MATERIAL SHOWN:
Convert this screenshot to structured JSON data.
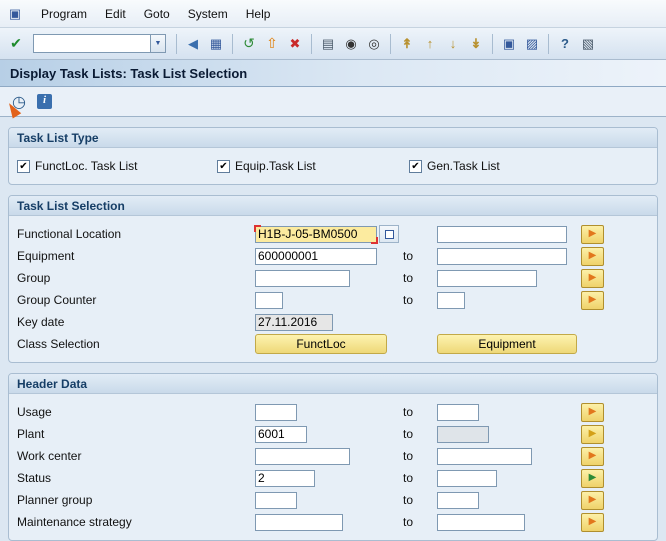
{
  "colors": {
    "field_focus": "#fceb9f",
    "arrow_orange": "#e2771c",
    "section_title": "#163e66"
  },
  "glyphs": {
    "window_icon": "▣",
    "enter": "✔",
    "dropdown": "▼",
    "multi_arrow": "▶",
    "execute": "◷",
    "info": "i"
  },
  "menu": {
    "items": [
      {
        "label": "Program"
      },
      {
        "label": "Edit"
      },
      {
        "label": "Goto"
      },
      {
        "label": "System"
      },
      {
        "label": "Help"
      }
    ]
  },
  "toolbar": {
    "command_value": "",
    "icons": [
      {
        "name": "back",
        "glyph": "◀"
      },
      {
        "name": "save",
        "glyph": "▦"
      },
      {
        "name": "refresh",
        "glyph": "↺"
      },
      {
        "name": "exit",
        "glyph": "⇧"
      },
      {
        "name": "cancel",
        "glyph": "✖"
      },
      {
        "name": "print",
        "glyph": "▤"
      },
      {
        "name": "find",
        "glyph": "◉"
      },
      {
        "name": "find-next",
        "glyph": "◎"
      },
      {
        "name": "first-page",
        "glyph": "↟"
      },
      {
        "name": "page-up",
        "glyph": "↑"
      },
      {
        "name": "page-down",
        "glyph": "↓"
      },
      {
        "name": "last-page",
        "glyph": "↡"
      },
      {
        "name": "new-session",
        "glyph": "▣"
      },
      {
        "name": "shortcut",
        "glyph": "▨"
      },
      {
        "name": "help",
        "glyph": "?"
      },
      {
        "name": "customize",
        "glyph": "▧"
      }
    ]
  },
  "title": "Display Task Lists: Task List Selection",
  "sections": {
    "task_list_type": {
      "title": "Task List Type",
      "checkboxes": [
        {
          "label": "FunctLoc. Task List",
          "checked": true,
          "glyph": "✔"
        },
        {
          "label": "Equip.Task List",
          "checked": true,
          "glyph": "✔"
        },
        {
          "label": "Gen.Task List",
          "checked": true,
          "glyph": "✔"
        }
      ]
    },
    "task_list_selection": {
      "title": "Task List Selection",
      "rows": [
        {
          "label": "Functional Location",
          "value": "H1B-J-05-BM0500",
          "to_label": "",
          "to_value": ""
        },
        {
          "label": "Equipment",
          "value": "600000001",
          "to_label": "to",
          "to_value": ""
        },
        {
          "label": "Group",
          "value": "",
          "to_label": "to",
          "to_value": ""
        },
        {
          "label": "Group Counter",
          "value": "",
          "to_label": "to",
          "to_value": ""
        },
        {
          "label": "Key date",
          "value": "27.11.2016"
        },
        {
          "label": "Class Selection"
        }
      ],
      "class_buttons": [
        {
          "label": "FunctLoc"
        },
        {
          "label": "Equipment"
        }
      ]
    },
    "header_data": {
      "title": "Header Data",
      "rows": [
        {
          "label": "Usage",
          "value": "",
          "to_label": "to",
          "to_value": ""
        },
        {
          "label": "Plant",
          "value": "6001",
          "to_label": "to",
          "to_value": ""
        },
        {
          "label": "Work center",
          "value": "",
          "to_label": "to",
          "to_value": ""
        },
        {
          "label": "Status",
          "value": "2",
          "to_label": "to",
          "to_value": ""
        },
        {
          "label": "Planner group",
          "value": "",
          "to_label": "to",
          "to_value": ""
        },
        {
          "label": "Maintenance strategy",
          "value": "",
          "to_label": "to",
          "to_value": ""
        }
      ]
    }
  }
}
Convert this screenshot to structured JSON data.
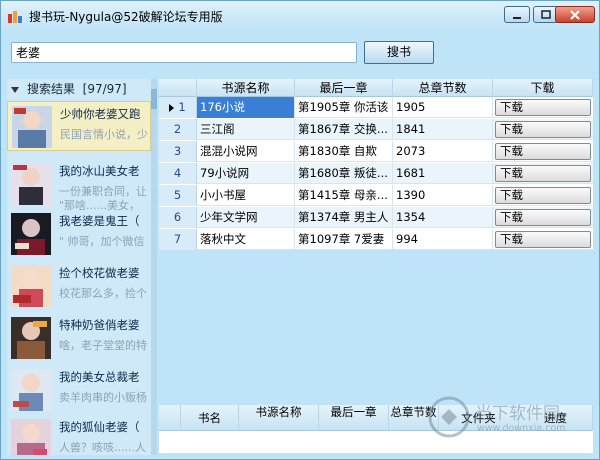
{
  "window": {
    "title": "搜书玩-Nygula@52破解论坛专用版",
    "minimize_icon": "minimize-icon",
    "maximize_icon": "maximize-icon",
    "close_icon": "close-icon"
  },
  "search": {
    "value": "老婆",
    "button_label": "搜书"
  },
  "results_panel": {
    "header": "搜索结果",
    "count": "[97/97]",
    "books": [
      {
        "title": "少帅你老婆又跑",
        "desc": "民国言情小说，少",
        "selected": true
      },
      {
        "title": "我的冰山美女老",
        "desc": "一份兼职合同，让",
        "desc2": "\"那啥......美女，"
      },
      {
        "title": "我老婆是鬼王（",
        "desc": "\" 帅哥，加个微信"
      },
      {
        "title": "捡个校花做老婆",
        "desc": "校花那么多，捡个"
      },
      {
        "title": "特种奶爸俏老婆",
        "desc": "啥，老子堂堂的特"
      },
      {
        "title": "我的美女总裁老",
        "desc": "卖羊肉串的小贩杨"
      },
      {
        "title": "我的狐仙老婆（",
        "desc": "人兽？咳咳......人"
      }
    ]
  },
  "source_table": {
    "columns": [
      "书源名称",
      "最后一章",
      "总章节数",
      "下载"
    ],
    "rows": [
      {
        "idx": "1",
        "source": "176小说",
        "last": "第1905章 你活该",
        "total": "1905",
        "download": "下载"
      },
      {
        "idx": "2",
        "source": "三江阁",
        "last": "第1867章 交换...",
        "total": "1841",
        "download": "下载"
      },
      {
        "idx": "3",
        "source": "混混小说网",
        "last": "第1830章 自欺",
        "total": "2073",
        "download": "下载"
      },
      {
        "idx": "4",
        "source": "79小说网",
        "last": "第1680章 叛徒...",
        "total": "1681",
        "download": "下载"
      },
      {
        "idx": "5",
        "source": "小小书屋",
        "last": "第1415章 母亲...",
        "total": "1390",
        "download": "下载"
      },
      {
        "idx": "6",
        "source": "少年文学网",
        "last": "第1374章 男主人",
        "total": "1354",
        "download": "下载"
      },
      {
        "idx": "7",
        "source": "落秋中文",
        "last": "第1097章 7爱妻",
        "total": "994",
        "download": "下载"
      }
    ]
  },
  "download_table": {
    "columns": [
      "书名",
      "书源名称",
      "最后一章",
      "总章节数",
      "文件夹",
      "进度"
    ]
  },
  "watermark": {
    "text": "当下软件园",
    "url": "www.downxia.com"
  }
}
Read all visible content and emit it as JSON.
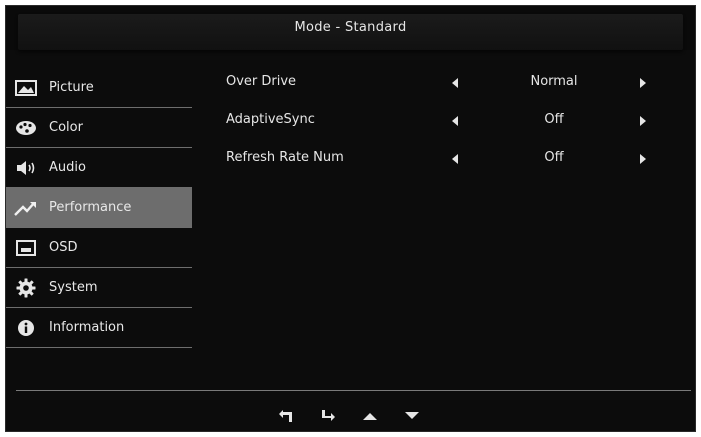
{
  "header": {
    "title": "Mode - Standard"
  },
  "sidebar": {
    "items": [
      {
        "label": "Picture",
        "icon": "picture-icon"
      },
      {
        "label": "Color",
        "icon": "palette-icon"
      },
      {
        "label": "Audio",
        "icon": "speaker-icon"
      },
      {
        "label": "Performance",
        "icon": "performance-icon",
        "active": true
      },
      {
        "label": "OSD",
        "icon": "osd-icon"
      },
      {
        "label": "System",
        "icon": "gear-icon"
      },
      {
        "label": "Information",
        "icon": "info-icon"
      }
    ]
  },
  "settings": {
    "rows": [
      {
        "label": "Over Drive",
        "value": "Normal"
      },
      {
        "label": "AdaptiveSync",
        "value": "Off"
      },
      {
        "label": "Refresh Rate Num",
        "value": "Off"
      }
    ]
  },
  "navbar": {
    "buttons": [
      "back-icon",
      "enter-icon",
      "up-arrow-icon",
      "down-arrow-icon"
    ]
  },
  "colors": {
    "background": "#0c0c0c",
    "active": "#6d6d6d",
    "text": "#e6e6e6",
    "divider": "#6e6e6e"
  }
}
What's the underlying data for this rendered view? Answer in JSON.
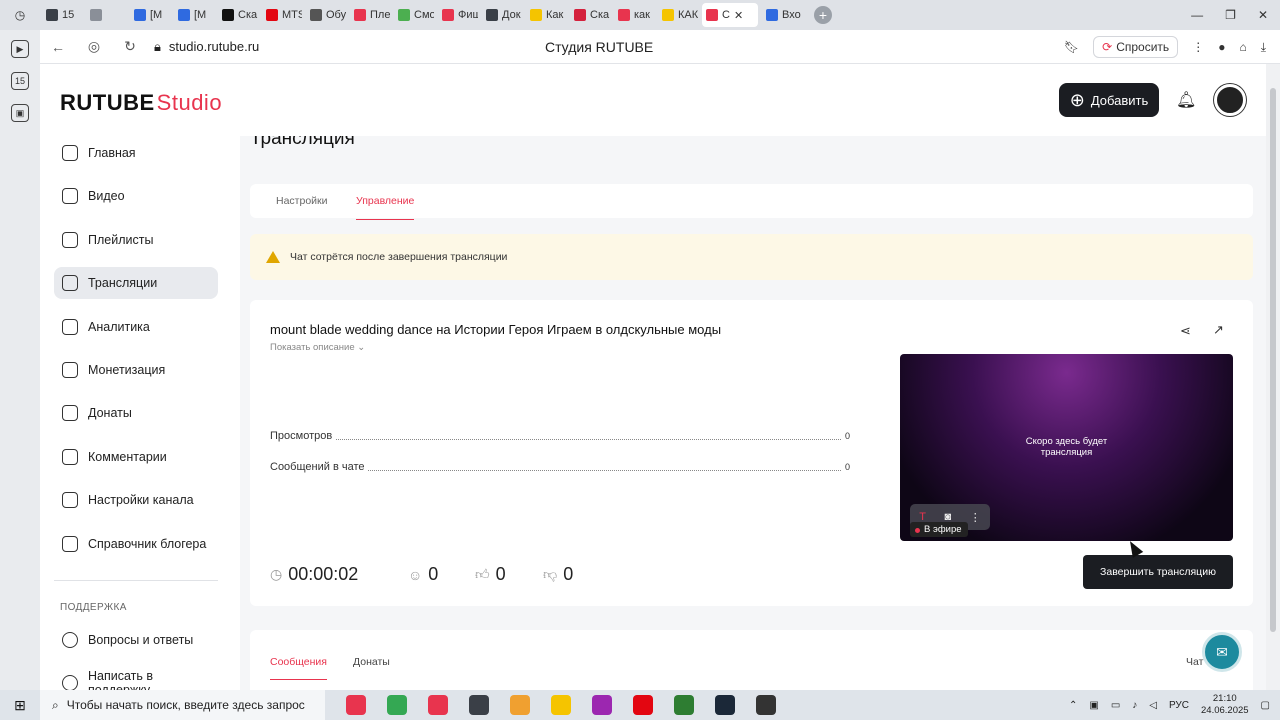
{
  "browser": {
    "tabs": [
      {
        "label": "15",
        "color": "#3a3f47"
      },
      {
        "label": "",
        "color": "#8a8f98"
      },
      {
        "label": "[М",
        "color": "#2f6ae0"
      },
      {
        "label": "[М",
        "color": "#2f6ae0"
      },
      {
        "label": "Ска",
        "color": "#111111"
      },
      {
        "label": "MTS",
        "color": "#e30611"
      },
      {
        "label": "Обу",
        "color": "#555555"
      },
      {
        "label": "Пле",
        "color": "#e8344e"
      },
      {
        "label": "Смо",
        "color": "#4caf50"
      },
      {
        "label": "Фиш",
        "color": "#e8344e"
      },
      {
        "label": "Док",
        "color": "#3a3f47"
      },
      {
        "label": "Как",
        "color": "#f5c400"
      },
      {
        "label": "Ска",
        "color": "#d4213d"
      },
      {
        "label": "как",
        "color": "#e8344e"
      },
      {
        "label": "КАК",
        "color": "#f5c400"
      },
      {
        "label": "С",
        "color": "#e8344e",
        "active": true
      },
      {
        "label": "Вхо",
        "color": "#2f6ae0"
      }
    ],
    "url": "studio.rutube.ru",
    "page_title": "Студия RUTUBE",
    "ask_label": "Спросить"
  },
  "header": {
    "logo_main": "RUTUBE",
    "logo_studio": "Studio",
    "add_button": "Добавить"
  },
  "nav": {
    "items": [
      {
        "label": "Главная"
      },
      {
        "label": "Видео"
      },
      {
        "label": "Плейлисты"
      },
      {
        "label": "Трансляции",
        "active": true
      },
      {
        "label": "Аналитика"
      },
      {
        "label": "Монетизация"
      },
      {
        "label": "Донаты"
      },
      {
        "label": "Комментарии"
      },
      {
        "label": "Настройки канала"
      },
      {
        "label": "Справочник блогера"
      }
    ],
    "support_title": "ПОДДЕРЖКА",
    "support_items": [
      {
        "label": "Вопросы и ответы"
      },
      {
        "label": "Написать в поддержку"
      }
    ]
  },
  "main": {
    "title": "Трансляция",
    "tabs": [
      "Настройки",
      "Управление"
    ],
    "active_tab": "Управление",
    "alert": "Чат сотрётся после завершения трансляции",
    "stream": {
      "title": "mount blade wedding dance на Истории Героя Играем в олдскульные моды",
      "show_description": "Показать описание",
      "stats": [
        {
          "label": "Просмотров",
          "value": "0"
        },
        {
          "label": "Сообщений в чате",
          "value": "0"
        }
      ],
      "preview_text_line1": "Скоро здесь будет",
      "preview_text_line2": "трансляция",
      "live_label": "В эфире",
      "timer": "00:00:02",
      "viewers": "0",
      "likes": "0",
      "dislikes": "0",
      "end_button": "Завершить трансляцию"
    },
    "chat": {
      "tabs": [
        "Сообщения",
        "Донаты"
      ],
      "active_tab": "Сообщения",
      "right_label": "Чат"
    }
  },
  "taskbar": {
    "search_placeholder": "Чтобы начать поиск, введите здесь запрос",
    "lang": "РУС",
    "time": "21:10",
    "date": "24.06.2025",
    "apps": [
      "#e8344e",
      "#34a853",
      "#e8344e",
      "#3a3f47",
      "#f0a030",
      "#f5c400",
      "#9c27b0",
      "#e30611",
      "#2e7d32",
      "#1b2838",
      "#333333"
    ]
  },
  "colors": {
    "accent": "#e8344e",
    "dark_button": "#1b1d22",
    "alert_bg": "#fdf8e6"
  }
}
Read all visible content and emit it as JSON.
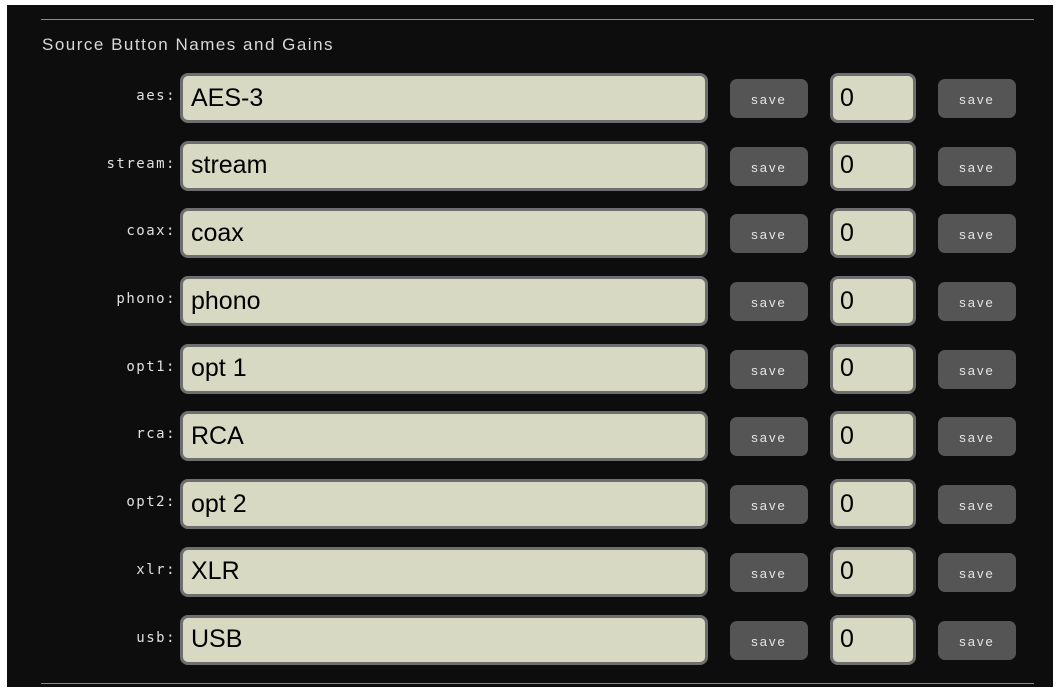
{
  "section": {
    "title": "Source Button Names and Gains"
  },
  "save_label": "save",
  "sources": [
    {
      "key": "aes:",
      "name": "AES-3",
      "gain": "0"
    },
    {
      "key": "stream:",
      "name": "stream",
      "gain": "0"
    },
    {
      "key": "coax:",
      "name": "coax",
      "gain": "0"
    },
    {
      "key": "phono:",
      "name": "phono",
      "gain": "0"
    },
    {
      "key": "opt1:",
      "name": "opt 1",
      "gain": "0"
    },
    {
      "key": "rca:",
      "name": "RCA",
      "gain": "0"
    },
    {
      "key": "opt2:",
      "name": "opt 2",
      "gain": "0"
    },
    {
      "key": "xlr:",
      "name": "XLR",
      "gain": "0"
    },
    {
      "key": "usb:",
      "name": "USB",
      "gain": "0"
    }
  ],
  "colors": {
    "background": "#0d0d0d",
    "field": "#d8d9c3",
    "field_border": "#6e6e6e",
    "button": "#555555"
  }
}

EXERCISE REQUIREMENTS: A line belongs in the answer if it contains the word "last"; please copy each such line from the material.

SOLVED EXERCISE:
        "name": "last-page",
        "last": "第1905章 你活该",
        "last": "第1867章 交换...",
        "last": "第1830章 自欺",
        "last": "第1680章 叛徒...",
        "last": "第1415章 母亲...",
        "last": "第1374章 男主人",
        "last": "第1097章 7爱妻",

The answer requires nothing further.